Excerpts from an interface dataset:
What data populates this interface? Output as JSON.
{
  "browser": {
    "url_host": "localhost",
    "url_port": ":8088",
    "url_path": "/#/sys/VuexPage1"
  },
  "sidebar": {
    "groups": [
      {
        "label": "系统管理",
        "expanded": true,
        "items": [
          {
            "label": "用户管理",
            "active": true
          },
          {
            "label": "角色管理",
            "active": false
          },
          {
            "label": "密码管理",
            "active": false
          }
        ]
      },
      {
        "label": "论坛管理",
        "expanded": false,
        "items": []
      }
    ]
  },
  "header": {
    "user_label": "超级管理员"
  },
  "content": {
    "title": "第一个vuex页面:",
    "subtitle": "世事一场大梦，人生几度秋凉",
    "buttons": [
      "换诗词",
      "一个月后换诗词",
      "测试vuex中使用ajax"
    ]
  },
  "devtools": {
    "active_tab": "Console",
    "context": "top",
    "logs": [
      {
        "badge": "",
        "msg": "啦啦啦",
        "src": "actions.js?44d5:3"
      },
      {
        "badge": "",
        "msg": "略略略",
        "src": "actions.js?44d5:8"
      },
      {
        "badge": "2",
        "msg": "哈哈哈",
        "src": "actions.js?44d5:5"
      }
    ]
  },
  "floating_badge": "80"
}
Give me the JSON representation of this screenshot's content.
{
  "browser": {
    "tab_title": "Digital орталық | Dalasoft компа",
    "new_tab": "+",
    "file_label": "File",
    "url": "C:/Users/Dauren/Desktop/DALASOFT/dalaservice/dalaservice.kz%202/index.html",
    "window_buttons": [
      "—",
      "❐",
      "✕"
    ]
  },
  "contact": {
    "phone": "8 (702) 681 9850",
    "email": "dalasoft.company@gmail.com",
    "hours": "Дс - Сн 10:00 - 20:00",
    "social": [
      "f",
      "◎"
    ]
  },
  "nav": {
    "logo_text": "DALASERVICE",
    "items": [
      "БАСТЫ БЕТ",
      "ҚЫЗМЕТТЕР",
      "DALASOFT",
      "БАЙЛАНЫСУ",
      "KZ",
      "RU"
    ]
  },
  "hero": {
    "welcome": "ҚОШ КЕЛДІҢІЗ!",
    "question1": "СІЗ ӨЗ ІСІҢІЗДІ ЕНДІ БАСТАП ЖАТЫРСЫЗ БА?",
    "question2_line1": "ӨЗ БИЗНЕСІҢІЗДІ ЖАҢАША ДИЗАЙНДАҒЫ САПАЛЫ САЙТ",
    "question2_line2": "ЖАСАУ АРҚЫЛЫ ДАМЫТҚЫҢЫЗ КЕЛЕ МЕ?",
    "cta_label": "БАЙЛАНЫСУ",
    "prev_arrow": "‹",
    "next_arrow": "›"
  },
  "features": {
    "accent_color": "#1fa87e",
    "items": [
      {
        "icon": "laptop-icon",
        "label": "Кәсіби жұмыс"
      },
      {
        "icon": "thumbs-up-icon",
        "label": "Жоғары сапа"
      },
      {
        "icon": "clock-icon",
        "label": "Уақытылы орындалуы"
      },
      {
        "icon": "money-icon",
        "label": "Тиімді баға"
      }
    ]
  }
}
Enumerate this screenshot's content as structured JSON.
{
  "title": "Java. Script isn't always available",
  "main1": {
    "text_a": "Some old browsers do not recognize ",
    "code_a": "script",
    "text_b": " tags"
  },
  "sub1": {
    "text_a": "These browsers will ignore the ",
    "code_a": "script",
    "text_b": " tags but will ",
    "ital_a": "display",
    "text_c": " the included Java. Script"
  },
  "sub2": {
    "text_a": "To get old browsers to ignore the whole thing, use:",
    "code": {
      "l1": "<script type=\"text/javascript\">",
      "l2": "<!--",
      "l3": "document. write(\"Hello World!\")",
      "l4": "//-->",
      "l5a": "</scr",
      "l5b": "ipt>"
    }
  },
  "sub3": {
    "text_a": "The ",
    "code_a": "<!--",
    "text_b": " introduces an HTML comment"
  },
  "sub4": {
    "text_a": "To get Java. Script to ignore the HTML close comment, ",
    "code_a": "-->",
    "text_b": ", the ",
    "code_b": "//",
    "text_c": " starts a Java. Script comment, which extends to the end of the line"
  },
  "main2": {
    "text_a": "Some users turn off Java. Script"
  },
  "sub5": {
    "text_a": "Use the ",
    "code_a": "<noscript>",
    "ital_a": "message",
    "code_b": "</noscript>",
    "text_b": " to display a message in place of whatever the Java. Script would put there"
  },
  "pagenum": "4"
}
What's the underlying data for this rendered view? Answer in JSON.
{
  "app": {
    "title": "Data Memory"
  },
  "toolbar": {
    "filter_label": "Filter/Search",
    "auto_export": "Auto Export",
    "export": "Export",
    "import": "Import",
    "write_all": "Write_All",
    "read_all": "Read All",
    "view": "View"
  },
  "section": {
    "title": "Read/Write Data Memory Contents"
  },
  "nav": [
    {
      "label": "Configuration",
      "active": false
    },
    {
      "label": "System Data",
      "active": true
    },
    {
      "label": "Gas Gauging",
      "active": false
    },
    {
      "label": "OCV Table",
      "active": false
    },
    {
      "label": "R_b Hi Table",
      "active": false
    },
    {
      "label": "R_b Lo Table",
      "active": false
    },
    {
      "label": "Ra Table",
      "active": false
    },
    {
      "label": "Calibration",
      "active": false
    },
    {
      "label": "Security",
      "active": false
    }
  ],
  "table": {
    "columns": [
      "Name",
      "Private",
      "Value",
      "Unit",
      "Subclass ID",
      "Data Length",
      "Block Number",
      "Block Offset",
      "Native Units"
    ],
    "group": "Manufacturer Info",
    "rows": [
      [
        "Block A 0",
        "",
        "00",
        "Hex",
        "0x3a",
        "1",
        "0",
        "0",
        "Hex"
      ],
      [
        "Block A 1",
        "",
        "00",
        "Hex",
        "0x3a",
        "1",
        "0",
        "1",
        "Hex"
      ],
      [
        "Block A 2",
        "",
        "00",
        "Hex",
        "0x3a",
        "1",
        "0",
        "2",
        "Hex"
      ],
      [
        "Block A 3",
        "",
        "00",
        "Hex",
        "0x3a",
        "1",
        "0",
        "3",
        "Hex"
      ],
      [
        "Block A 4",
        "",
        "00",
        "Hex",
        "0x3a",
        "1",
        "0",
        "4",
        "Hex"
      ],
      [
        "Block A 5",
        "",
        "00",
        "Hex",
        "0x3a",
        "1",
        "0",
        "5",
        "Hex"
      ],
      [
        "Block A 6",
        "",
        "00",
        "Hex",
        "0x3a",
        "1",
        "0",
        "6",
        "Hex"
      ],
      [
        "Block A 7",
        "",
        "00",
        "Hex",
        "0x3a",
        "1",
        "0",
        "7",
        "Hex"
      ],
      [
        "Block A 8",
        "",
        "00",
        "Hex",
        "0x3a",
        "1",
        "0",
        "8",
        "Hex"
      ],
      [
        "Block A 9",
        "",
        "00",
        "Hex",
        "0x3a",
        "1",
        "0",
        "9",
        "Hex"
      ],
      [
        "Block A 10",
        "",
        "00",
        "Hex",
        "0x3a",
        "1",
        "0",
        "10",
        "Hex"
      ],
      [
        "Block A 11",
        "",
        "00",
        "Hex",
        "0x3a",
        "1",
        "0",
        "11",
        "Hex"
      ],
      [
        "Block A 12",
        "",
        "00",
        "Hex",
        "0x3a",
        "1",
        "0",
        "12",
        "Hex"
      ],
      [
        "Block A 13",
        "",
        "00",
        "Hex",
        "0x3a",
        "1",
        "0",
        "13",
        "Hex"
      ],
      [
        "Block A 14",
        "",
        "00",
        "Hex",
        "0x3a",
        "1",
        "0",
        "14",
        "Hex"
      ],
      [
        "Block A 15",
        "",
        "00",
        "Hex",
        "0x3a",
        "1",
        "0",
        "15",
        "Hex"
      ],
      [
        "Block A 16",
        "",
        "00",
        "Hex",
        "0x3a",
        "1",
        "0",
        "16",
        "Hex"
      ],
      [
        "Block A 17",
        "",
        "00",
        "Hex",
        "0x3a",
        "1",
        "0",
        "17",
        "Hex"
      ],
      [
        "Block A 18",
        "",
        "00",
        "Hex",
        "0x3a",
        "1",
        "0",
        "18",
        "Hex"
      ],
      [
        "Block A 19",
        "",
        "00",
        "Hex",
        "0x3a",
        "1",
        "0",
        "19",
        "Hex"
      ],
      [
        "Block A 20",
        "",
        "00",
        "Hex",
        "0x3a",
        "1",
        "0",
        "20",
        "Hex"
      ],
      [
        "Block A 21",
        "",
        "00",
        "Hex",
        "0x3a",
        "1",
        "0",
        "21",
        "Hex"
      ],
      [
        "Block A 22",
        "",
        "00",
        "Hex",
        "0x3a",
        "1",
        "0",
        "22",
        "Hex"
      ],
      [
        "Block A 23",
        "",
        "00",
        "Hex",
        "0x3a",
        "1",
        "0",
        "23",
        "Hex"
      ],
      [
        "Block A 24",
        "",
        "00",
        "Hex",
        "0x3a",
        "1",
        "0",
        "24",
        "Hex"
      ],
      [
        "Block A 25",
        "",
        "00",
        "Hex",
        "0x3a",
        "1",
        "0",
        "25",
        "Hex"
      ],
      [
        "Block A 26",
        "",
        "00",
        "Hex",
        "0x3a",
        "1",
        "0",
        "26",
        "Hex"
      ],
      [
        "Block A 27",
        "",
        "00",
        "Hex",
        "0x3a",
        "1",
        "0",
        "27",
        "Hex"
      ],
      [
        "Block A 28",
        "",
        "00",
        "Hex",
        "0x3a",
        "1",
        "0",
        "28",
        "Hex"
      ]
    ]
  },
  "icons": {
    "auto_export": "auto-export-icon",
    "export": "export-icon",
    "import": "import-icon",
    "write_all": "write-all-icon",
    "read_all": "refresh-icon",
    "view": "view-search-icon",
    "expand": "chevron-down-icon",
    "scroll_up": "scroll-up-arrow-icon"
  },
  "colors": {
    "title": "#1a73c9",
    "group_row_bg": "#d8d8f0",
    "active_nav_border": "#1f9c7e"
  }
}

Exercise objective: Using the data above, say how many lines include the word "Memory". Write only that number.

Output for this exercise: 2